Colombia: Kill The Babysitter


January 7, 2008: FARC was more than a little embarrassed when it was discovered that one of the hostages they were offering to release, the three year old son of one of their adult captives (a woman political operative who had been kidnapped in 2002) was found to be living in a foster home in the capital. DNA tests confirmed the child's parentage. FARC had ordered the year old child to be turned over to government welfare authorities in 2005, under a false identity, so that it could get life-saving medical care. Recently, FARC ordered the man who turned the kid in, to retrieve him, and the guy (a poor rural farmer) couldn't. FARC didn't know that the government had sent the baby to the capital for medical care, and then put the kid into foster care. The government then got word of this and quickly found the poor farmer (who now feared being murdered by FARC) and the three year old child. FARC at first denied all this, but then admitted it. This is all part of a larger deal, wherein FARC would release 45 high profile hostages in return for the government releasing 500 FARC members from prison. FARC has long stalled going through with this deal because of their insistence that the government also clear out of a large chunk of the country to provide the rebels with a "neutral zone." The government did this once before and refuses to do it again, because the last time the rebels turned the neutral zone into a sanctuary for kidnappers and drug operations. But the real reason the FARC has not gone through with the prisoner swap is that the top FARC commanders are no longer sure where the 45 hostages are, or who exactly controls them.

The FARC offer to release three hostages as a "good will gesture" fell apart largely because it appears that FARC is suffering from combat fatigue. FARC has been losing its war for the last five years, driven out of areas they had long controlled. FARC has lost even more of the support it had among the population. Over the last two decades, FARC has evolved into a criminal organization, more interested in making money on kidnapping and drugs, than in establishing a communist dictatorship. Their military reverses have resulted in higher desertion rates, and subordinate commanders defecting to set up their own criminal crews. The current fiasco reveals the sorry state of communication and coordination within FARC. This is a defeat on a par with some of the military setbacks the rebels have suffered recently. FARC ally, Venezuelan president Hugo Chavez was also dismayed that he was unable to depend on FARC.


Article Archive

Colombia: Current 2017 2016 2015 2014 2013 2012 2011 2010 2009 2008 2007 2006 2005 2004 2003 2002 2001 2000 1999 



Help Keep Us Soaring

We need your help! Our subscription base has slowly been dwindling. We need your help in reversing that trend. We would like to add 20 new subscribers this month.

Each month we count on your subscriptions or contributions. You can support us in the following ways:

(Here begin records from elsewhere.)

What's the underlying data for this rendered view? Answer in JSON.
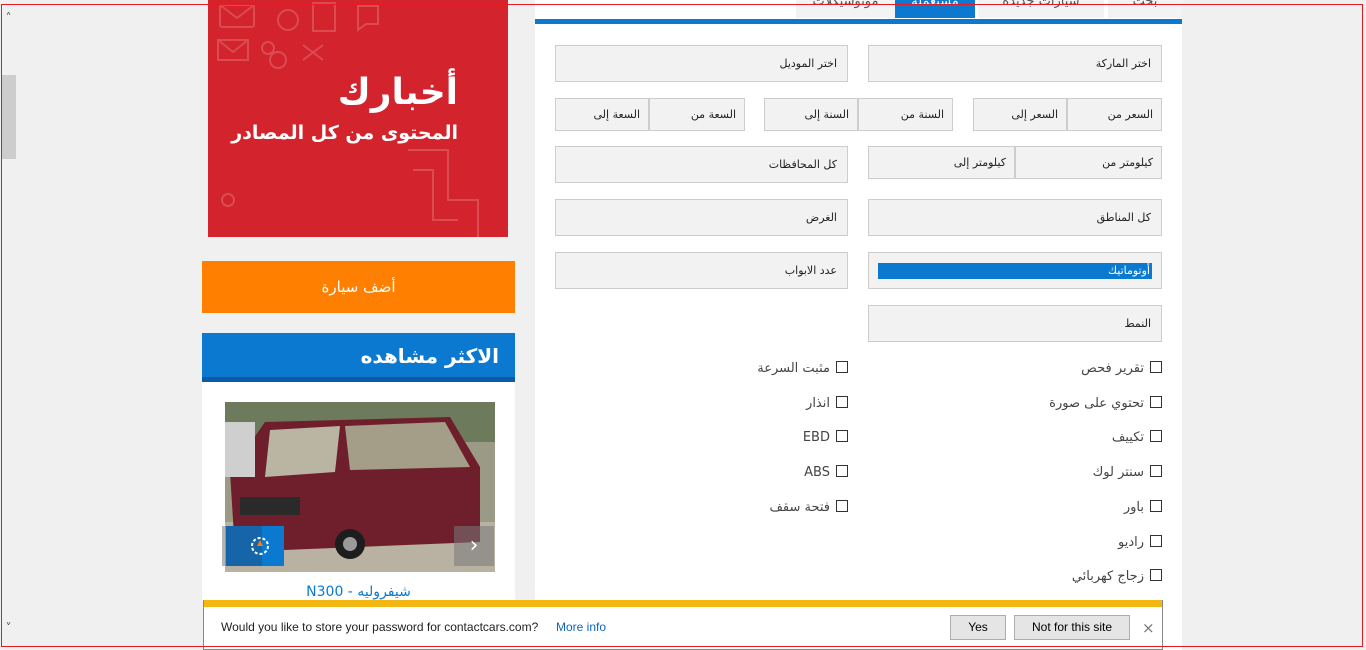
{
  "tabs": [
    "بحث",
    "سيارات جديدة",
    "مستعملة",
    "موتوسيكلات"
  ],
  "form": {
    "brand": "اختر الماركة",
    "model": "اختر الموديل",
    "price_from": "السعر من",
    "price_to": "السعر إلى",
    "year_from": "السنة من",
    "year_to": "السنة إلى",
    "engine_from": "السعة من",
    "engine_to": "السعة إلى",
    "km_from": "كيلومتر من",
    "km_to": "كيلومتر إلى",
    "governorate": "كل المحافظات",
    "area": "كل المناطق",
    "purpose": "الغرض",
    "transmission": "أوتوماتيك",
    "doors": "عدد الابواب",
    "body_style": "النمط"
  },
  "features_right": [
    "تقرير فحص",
    "تحتوي على صورة",
    "تكييف",
    "سنتر لوك",
    "باور",
    "راديو",
    "زجاج كهربائي"
  ],
  "features_left": [
    "مثبت السرعة",
    "انذار",
    "EBD",
    "ABS",
    "فتحة سقف"
  ],
  "banner": {
    "logo": "أخبارك",
    "tagline": "المحتوى من كل المصادر"
  },
  "sidebar": {
    "add_car": "أضف سيارة",
    "most_viewed": "الاكثر مشاهده",
    "car_title": "شيفروليه - N300"
  },
  "password_prompt": {
    "question": "Would you like to store your password for contactcars.com?",
    "more_info": "More info",
    "yes": "Yes",
    "not_for_site": "Not for this site",
    "close": "×"
  },
  "colors": {
    "brand_blue": "#0b79d0",
    "orange": "#ff7f00",
    "banner_red": "#d3232c",
    "prompt_yellow": "#f3b713"
  },
  "icons": {
    "scroll_up": "chevron-up-icon",
    "scroll_down": "chevron-down-icon",
    "prev": "chevron-left-icon",
    "next": "chevron-right-icon"
  }
}
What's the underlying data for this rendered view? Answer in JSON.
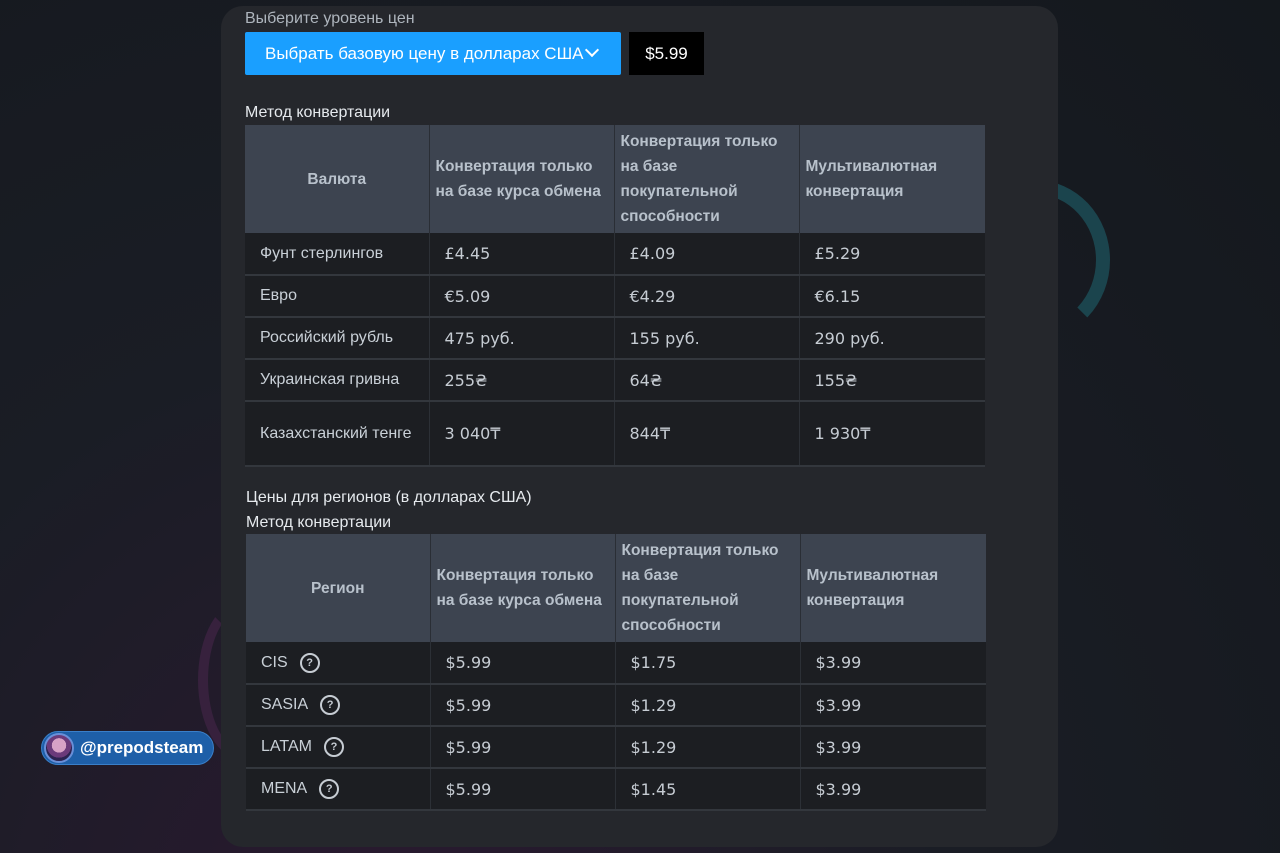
{
  "price_level": {
    "label": "Выберите уровень цен",
    "select_label": "Выбрать базовую цену в долларах США",
    "price": "$5.99"
  },
  "currency_table": {
    "title": "Метод конвертации",
    "headers": [
      "Валюта",
      "Конвертация только на базе курса обмена",
      "Конвертация только на базе покупательной способности",
      "Мультивалютная конвертация"
    ],
    "rows": [
      [
        "Фунт стерлингов",
        "£4.45",
        "£4.09",
        "£5.29"
      ],
      [
        "Евро",
        "€5.09",
        "€4.29",
        "€6.15"
      ],
      [
        "Российский рубль",
        "475 руб.",
        "155 руб.",
        "290 руб."
      ],
      [
        "Украинская гривна",
        "255₴",
        "64₴",
        "155₴"
      ],
      [
        "Казахстанский тенге",
        "3 040₸",
        "844₸",
        "1 930₸"
      ]
    ]
  },
  "region_table": {
    "heading": "Цены для регионов (в долларах США)",
    "title": "Метод конвертации",
    "headers": [
      "Регион",
      "Конвертация только на базе курса обмена",
      "Конвертация только на базе покупательной способности",
      "Мультивалютная конвертация"
    ],
    "help_icon": "?",
    "rows": [
      [
        "CIS",
        "$5.99",
        "$1.75",
        "$3.99"
      ],
      [
        "SASIA",
        "$5.99",
        "$1.29",
        "$3.99"
      ],
      [
        "LATAM",
        "$5.99",
        "$1.29",
        "$3.99"
      ],
      [
        "MENA",
        "$5.99",
        "$1.45",
        "$3.99"
      ]
    ]
  },
  "watermark": {
    "handle": "@prepodsteam"
  },
  "colors": {
    "accent": "#1a9fff",
    "header_bg": "#3d4450",
    "row_bg": "#1c1e22",
    "card_bg": "#25272c"
  }
}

  1. Make sure you spread the word about us. Two ways to do that are to like us on Facebook and follow us on Twitter.
  2. Subscribe to our daily newsletter. We’ll send the news to your email box, and you don’t have to come to the site unless you want to read columns or see photos.
  3. You can contribute to the health of StrategyPage. A contribution is not a donation that you can deduct at tax time, but a form of crowdfunding. We store none of your information when you contribute..
Subscribe   Contribute   Close